▼
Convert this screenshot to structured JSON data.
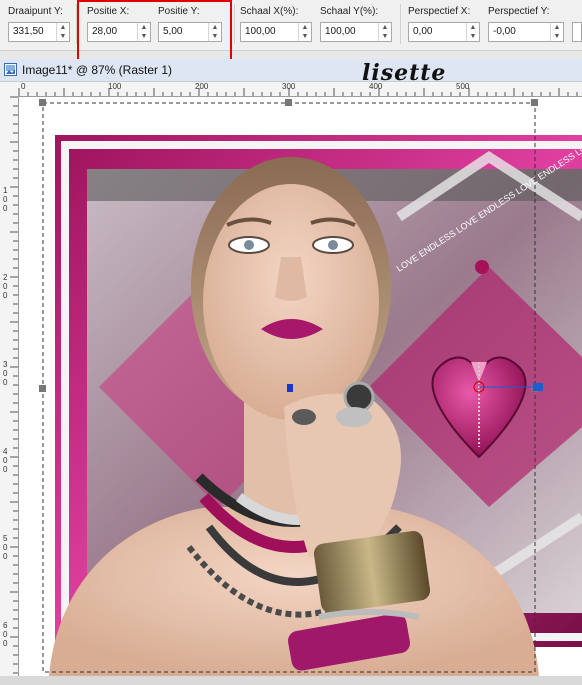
{
  "toolbar": {
    "fields": [
      {
        "label": "Draaipunt Y:",
        "value": "331,50"
      },
      {
        "label": "Positie X:",
        "value": "28,00"
      },
      {
        "label": "Positie Y:",
        "value": "5,00"
      },
      {
        "label": "Schaal X(%):",
        "value": "100,00"
      },
      {
        "label": "Schaal Y(%):",
        "value": "100,00"
      },
      {
        "label": "Perspectief X:",
        "value": "0,00"
      },
      {
        "label": "Perspectief Y:",
        "value": "-0,00"
      }
    ]
  },
  "window": {
    "title": "Image11* @  87% (Raster 1)"
  },
  "watermark": "lisette",
  "ruler_top": [
    "0",
    "100",
    "200",
    "300",
    "400",
    "500"
  ],
  "ruler_left": [
    "1 0 0",
    "2 0 0",
    "3 0 0",
    "4 0 0",
    "5 0 0",
    "6 0 0"
  ],
  "artwork": {
    "banner_text": "LOVE ENDLESS LOVE ENDLESS LOVE ENDLESS LOVE"
  },
  "colors": {
    "accent": "#c3207a",
    "dark_pink": "#6a1640",
    "highlight": "#e00000"
  }
}
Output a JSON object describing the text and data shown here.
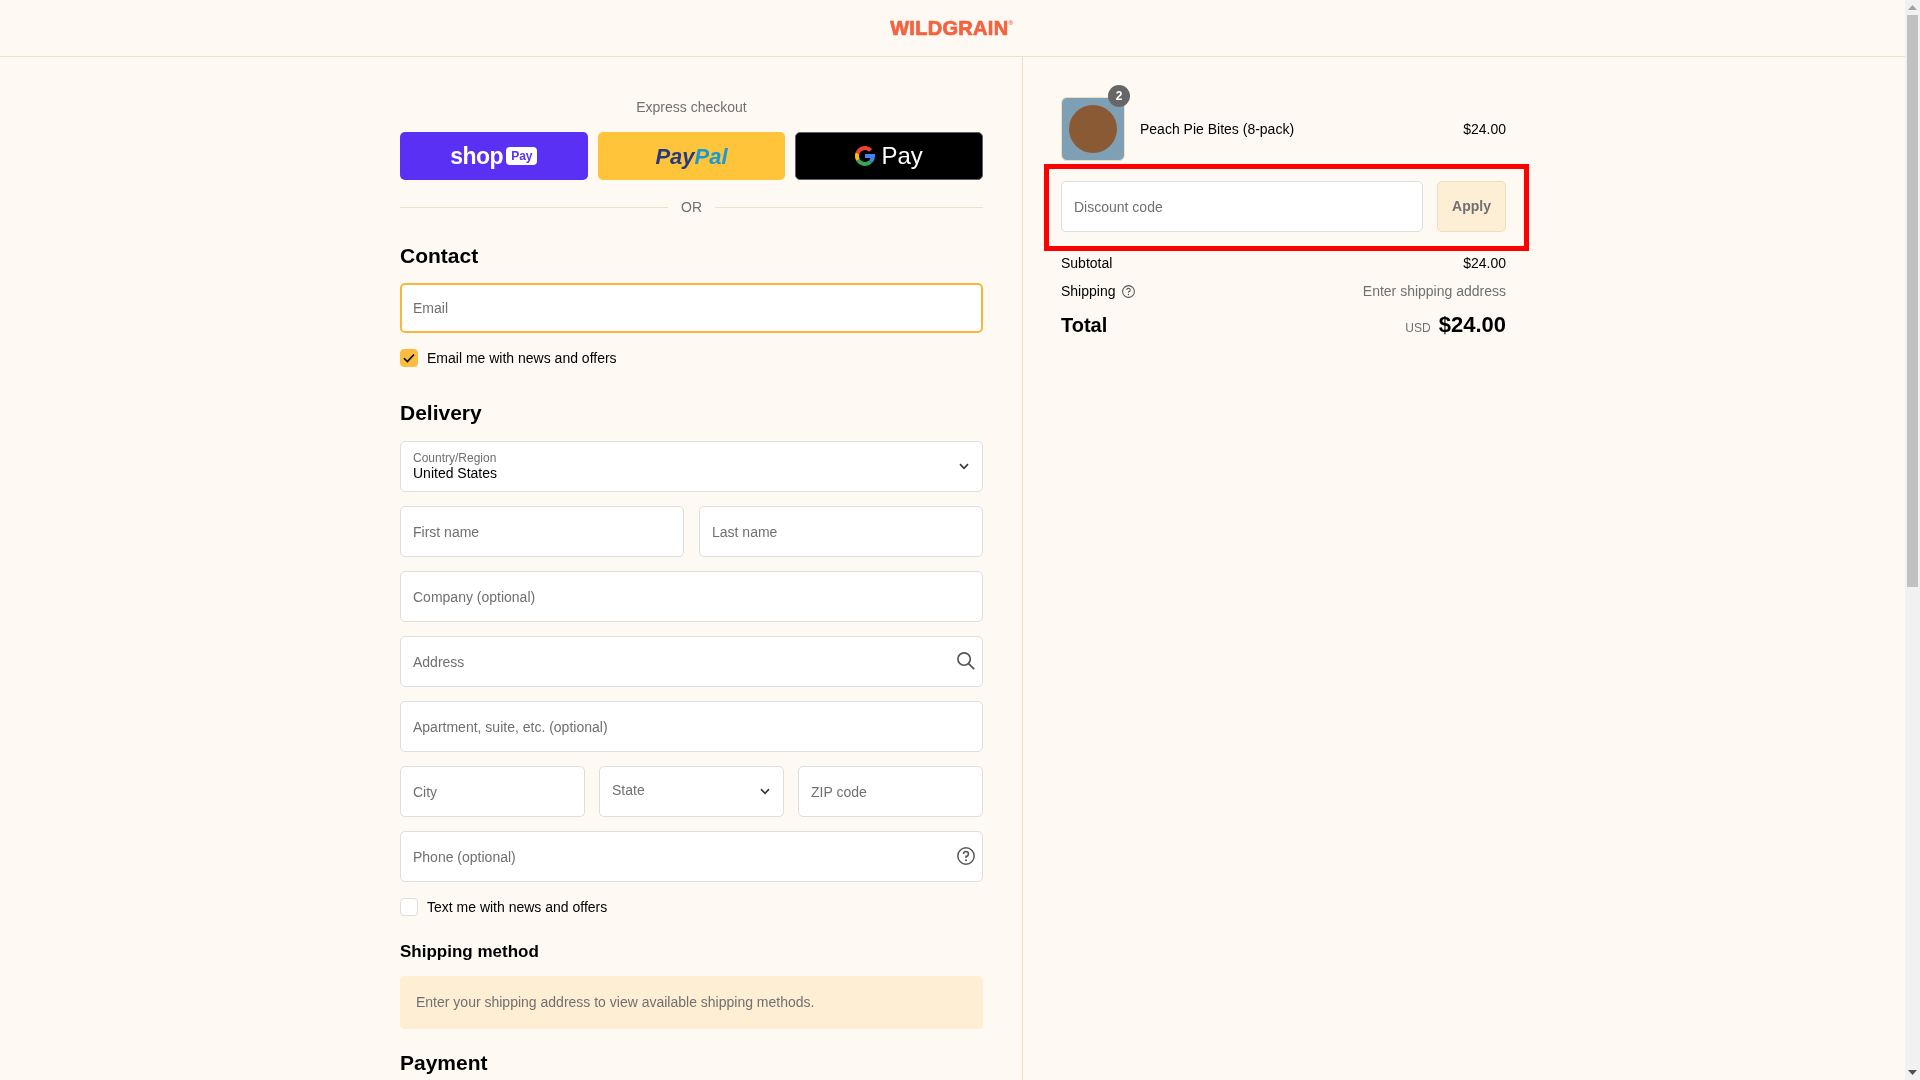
{
  "header": {
    "logo": "WILDGRAIN",
    "logo_mark": "®"
  },
  "express_checkout": {
    "title": "Express checkout",
    "buttons": [
      {
        "kind": "shop_pay",
        "label": "shop",
        "badge": "Pay"
      },
      {
        "kind": "paypal",
        "label_parts": [
          "Pay",
          "Pal"
        ]
      },
      {
        "kind": "google_pay",
        "label": "Pay"
      }
    ],
    "divider": "OR"
  },
  "contact": {
    "heading": "Contact",
    "email": {
      "placeholder": "Email",
      "focused": true
    },
    "newsletter": {
      "label": "Email me with news and offers",
      "checked": true
    }
  },
  "delivery": {
    "heading": "Delivery",
    "rows": [
      [
        {
          "kind": "select",
          "label": "Country/Region",
          "value": "United States"
        }
      ],
      [
        {
          "kind": "text",
          "placeholder": "First name"
        },
        {
          "kind": "text",
          "placeholder": "Last name"
        }
      ],
      [
        {
          "kind": "text",
          "placeholder": "Company (optional)"
        }
      ],
      [
        {
          "kind": "address",
          "placeholder": "Address"
        }
      ],
      [
        {
          "kind": "text",
          "placeholder": "Apartment, suite, etc. (optional)"
        }
      ],
      [
        {
          "kind": "text",
          "placeholder": "City"
        },
        {
          "kind": "select",
          "placeholder": "State"
        },
        {
          "kind": "text",
          "placeholder": "ZIP code"
        }
      ],
      [
        {
          "kind": "phone",
          "placeholder": "Phone (optional)"
        }
      ]
    ],
    "sms": {
      "label": "Text me with news and offers",
      "checked": false
    }
  },
  "shipping_method": {
    "heading": "Shipping method",
    "notice": "Enter your shipping address to view available shipping methods."
  },
  "payment": {
    "heading": "Payment"
  },
  "order_summary": {
    "items": [
      {
        "name": "Peach Pie Bites (8-pack)",
        "quantity": "2",
        "price": "$24.00"
      }
    ],
    "discount": {
      "placeholder": "Discount code",
      "button": "Apply",
      "disabled": true,
      "outlined": true
    },
    "subtotal": {
      "label": "Subtotal",
      "value": "$24.00"
    },
    "shipping": {
      "label": "Shipping",
      "value": "Enter shipping address"
    },
    "total": {
      "label": "Total",
      "currency": "USD",
      "value": "$24.00"
    }
  }
}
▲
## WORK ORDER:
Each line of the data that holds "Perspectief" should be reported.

## EXERCISE OUTPUT:
        "label": "Perspectief X:",
        "label": "Perspectief Y:",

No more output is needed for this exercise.